→ Problem to work on:
Which lines of the records below contain the word "accent"? Report each of them in full.

(Website and app data records)
--- --- ---
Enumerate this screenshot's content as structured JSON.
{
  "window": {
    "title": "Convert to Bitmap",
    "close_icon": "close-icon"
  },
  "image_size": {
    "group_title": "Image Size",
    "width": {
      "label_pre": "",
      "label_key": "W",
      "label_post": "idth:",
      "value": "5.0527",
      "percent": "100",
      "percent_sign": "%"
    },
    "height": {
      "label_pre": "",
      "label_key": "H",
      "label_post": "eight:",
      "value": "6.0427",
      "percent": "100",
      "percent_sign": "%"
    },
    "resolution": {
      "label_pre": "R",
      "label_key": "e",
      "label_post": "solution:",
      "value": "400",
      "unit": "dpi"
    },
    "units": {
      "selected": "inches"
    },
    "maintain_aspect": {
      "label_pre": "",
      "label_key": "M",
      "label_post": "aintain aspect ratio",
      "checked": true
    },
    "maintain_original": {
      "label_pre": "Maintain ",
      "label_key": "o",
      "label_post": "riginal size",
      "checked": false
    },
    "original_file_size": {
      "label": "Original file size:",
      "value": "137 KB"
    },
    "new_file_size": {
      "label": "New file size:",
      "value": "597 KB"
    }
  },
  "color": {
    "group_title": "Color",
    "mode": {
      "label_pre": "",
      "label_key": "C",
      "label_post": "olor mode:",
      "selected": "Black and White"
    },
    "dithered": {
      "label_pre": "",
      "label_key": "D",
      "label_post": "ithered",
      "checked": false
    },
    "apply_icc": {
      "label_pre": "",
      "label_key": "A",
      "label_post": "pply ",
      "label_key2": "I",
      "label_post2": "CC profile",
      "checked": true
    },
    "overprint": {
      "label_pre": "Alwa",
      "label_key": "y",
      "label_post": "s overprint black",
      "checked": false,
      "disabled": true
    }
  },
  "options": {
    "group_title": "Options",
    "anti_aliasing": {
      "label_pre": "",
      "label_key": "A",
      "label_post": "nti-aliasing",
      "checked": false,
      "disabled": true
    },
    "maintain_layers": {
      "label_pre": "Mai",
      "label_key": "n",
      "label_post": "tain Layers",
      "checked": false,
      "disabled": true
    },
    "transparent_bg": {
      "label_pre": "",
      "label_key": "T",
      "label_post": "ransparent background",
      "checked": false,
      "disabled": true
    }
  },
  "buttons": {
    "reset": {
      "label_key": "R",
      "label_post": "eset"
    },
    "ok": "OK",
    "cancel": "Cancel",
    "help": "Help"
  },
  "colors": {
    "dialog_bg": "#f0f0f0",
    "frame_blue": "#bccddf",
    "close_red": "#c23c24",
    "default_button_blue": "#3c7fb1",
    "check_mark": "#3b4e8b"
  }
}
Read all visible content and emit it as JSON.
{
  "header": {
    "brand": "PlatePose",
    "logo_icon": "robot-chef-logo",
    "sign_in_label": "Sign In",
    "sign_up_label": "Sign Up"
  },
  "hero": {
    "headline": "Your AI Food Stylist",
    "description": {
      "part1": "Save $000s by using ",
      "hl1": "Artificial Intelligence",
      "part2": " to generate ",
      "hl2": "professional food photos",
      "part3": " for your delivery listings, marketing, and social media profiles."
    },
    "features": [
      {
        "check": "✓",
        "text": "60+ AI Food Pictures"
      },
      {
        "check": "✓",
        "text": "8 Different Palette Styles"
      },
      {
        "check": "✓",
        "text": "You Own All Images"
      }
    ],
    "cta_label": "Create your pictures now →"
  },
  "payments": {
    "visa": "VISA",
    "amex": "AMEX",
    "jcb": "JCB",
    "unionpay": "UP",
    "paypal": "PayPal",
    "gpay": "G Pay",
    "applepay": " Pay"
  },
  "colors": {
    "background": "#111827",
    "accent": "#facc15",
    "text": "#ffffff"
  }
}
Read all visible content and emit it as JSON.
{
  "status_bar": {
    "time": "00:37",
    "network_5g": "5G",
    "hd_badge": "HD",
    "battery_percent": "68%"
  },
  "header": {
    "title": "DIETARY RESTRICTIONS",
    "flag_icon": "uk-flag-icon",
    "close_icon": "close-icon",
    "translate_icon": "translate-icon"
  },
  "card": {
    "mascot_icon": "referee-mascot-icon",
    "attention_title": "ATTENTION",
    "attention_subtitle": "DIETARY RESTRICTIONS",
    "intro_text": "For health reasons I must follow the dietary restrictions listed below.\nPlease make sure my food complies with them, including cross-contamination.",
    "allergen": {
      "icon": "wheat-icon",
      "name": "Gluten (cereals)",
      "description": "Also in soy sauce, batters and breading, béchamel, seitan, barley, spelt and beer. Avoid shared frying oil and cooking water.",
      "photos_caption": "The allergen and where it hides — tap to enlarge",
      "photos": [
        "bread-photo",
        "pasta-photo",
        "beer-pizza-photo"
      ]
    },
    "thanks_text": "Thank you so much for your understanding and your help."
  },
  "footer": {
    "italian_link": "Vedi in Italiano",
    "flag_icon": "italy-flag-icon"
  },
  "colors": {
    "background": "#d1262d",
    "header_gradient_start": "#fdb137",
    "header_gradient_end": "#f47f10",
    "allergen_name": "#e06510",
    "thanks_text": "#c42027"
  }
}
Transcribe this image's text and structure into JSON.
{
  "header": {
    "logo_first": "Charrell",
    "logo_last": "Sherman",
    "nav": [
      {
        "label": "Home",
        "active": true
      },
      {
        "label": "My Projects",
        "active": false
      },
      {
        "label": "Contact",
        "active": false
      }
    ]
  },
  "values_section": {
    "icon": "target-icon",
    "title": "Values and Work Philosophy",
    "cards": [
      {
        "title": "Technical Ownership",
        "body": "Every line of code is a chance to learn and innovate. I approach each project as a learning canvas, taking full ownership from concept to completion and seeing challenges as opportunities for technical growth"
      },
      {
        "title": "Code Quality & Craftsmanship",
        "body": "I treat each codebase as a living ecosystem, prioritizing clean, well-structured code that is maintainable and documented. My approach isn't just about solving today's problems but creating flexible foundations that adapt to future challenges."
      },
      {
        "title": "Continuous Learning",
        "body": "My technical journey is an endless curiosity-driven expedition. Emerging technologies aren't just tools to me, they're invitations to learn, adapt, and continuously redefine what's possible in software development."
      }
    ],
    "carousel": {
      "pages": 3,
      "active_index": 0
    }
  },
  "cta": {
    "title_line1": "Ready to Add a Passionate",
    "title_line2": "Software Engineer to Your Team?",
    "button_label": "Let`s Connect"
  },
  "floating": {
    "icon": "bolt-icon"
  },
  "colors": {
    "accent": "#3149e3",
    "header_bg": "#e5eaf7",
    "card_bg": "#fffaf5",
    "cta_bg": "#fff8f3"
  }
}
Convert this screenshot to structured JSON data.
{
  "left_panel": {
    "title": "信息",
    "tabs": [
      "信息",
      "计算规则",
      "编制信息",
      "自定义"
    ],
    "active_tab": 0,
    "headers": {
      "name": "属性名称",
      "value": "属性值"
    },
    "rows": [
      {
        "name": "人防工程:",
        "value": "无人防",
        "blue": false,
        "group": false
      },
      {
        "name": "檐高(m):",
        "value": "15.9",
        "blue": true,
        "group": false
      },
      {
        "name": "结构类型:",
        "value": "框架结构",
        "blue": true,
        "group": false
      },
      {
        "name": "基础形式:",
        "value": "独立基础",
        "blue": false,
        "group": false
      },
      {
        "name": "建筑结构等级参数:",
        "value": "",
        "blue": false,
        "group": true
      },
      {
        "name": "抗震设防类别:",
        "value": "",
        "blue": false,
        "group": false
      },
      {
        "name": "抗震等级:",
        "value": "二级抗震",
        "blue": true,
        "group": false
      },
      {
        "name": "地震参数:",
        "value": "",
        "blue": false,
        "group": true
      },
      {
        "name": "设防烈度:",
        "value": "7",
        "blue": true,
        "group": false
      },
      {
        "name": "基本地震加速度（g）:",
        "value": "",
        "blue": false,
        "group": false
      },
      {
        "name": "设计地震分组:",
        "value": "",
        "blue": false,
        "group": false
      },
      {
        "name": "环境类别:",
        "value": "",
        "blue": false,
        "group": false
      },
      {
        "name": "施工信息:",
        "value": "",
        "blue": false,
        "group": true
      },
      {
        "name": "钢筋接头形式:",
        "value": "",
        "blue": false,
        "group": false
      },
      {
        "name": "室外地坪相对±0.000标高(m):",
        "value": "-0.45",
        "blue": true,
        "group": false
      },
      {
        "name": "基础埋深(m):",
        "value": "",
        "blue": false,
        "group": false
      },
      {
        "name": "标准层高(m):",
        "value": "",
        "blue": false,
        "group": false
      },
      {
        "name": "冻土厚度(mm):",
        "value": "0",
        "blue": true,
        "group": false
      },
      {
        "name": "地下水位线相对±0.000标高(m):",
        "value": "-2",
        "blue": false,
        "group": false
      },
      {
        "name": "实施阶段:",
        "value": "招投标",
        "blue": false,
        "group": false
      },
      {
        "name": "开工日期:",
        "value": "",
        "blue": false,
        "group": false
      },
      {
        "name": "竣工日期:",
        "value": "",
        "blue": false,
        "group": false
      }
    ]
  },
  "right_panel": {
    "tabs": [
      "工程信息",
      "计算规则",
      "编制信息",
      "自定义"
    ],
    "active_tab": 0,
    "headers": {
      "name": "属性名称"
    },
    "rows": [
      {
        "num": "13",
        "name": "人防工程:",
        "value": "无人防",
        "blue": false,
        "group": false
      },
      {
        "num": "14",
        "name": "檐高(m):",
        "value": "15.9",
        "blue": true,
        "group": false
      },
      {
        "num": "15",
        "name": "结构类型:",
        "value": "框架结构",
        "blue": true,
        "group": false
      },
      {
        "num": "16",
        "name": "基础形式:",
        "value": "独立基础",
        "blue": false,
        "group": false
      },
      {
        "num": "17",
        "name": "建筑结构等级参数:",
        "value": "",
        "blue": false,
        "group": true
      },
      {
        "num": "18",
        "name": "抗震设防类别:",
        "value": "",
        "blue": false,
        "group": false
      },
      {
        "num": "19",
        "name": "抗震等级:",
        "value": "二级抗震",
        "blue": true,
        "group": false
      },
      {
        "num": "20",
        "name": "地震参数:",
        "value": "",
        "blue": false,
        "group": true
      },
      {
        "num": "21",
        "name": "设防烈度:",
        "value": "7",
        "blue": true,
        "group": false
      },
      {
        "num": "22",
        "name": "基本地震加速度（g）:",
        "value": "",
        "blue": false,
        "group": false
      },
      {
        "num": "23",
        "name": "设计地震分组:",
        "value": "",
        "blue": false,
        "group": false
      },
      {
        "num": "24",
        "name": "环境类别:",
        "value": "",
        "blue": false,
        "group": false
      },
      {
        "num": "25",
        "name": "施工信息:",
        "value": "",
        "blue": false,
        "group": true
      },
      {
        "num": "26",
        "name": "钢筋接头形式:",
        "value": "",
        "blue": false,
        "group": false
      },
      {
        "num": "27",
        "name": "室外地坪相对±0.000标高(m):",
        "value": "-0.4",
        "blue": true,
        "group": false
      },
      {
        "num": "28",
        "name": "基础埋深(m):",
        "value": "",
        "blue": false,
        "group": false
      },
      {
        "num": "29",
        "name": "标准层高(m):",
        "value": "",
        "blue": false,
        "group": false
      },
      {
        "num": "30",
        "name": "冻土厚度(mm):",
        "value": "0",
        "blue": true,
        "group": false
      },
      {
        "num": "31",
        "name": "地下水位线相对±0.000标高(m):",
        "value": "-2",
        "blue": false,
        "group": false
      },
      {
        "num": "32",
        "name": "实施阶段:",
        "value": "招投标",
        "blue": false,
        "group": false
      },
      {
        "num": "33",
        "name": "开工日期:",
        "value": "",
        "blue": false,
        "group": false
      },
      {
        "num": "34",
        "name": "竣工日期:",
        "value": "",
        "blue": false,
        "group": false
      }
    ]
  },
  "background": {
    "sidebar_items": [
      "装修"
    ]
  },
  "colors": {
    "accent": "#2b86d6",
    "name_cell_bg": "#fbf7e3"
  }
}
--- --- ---
→ Expected output:
    "accent": "#facc15",
    "accent": "#3149e3",
    "accent": "#2b86d6",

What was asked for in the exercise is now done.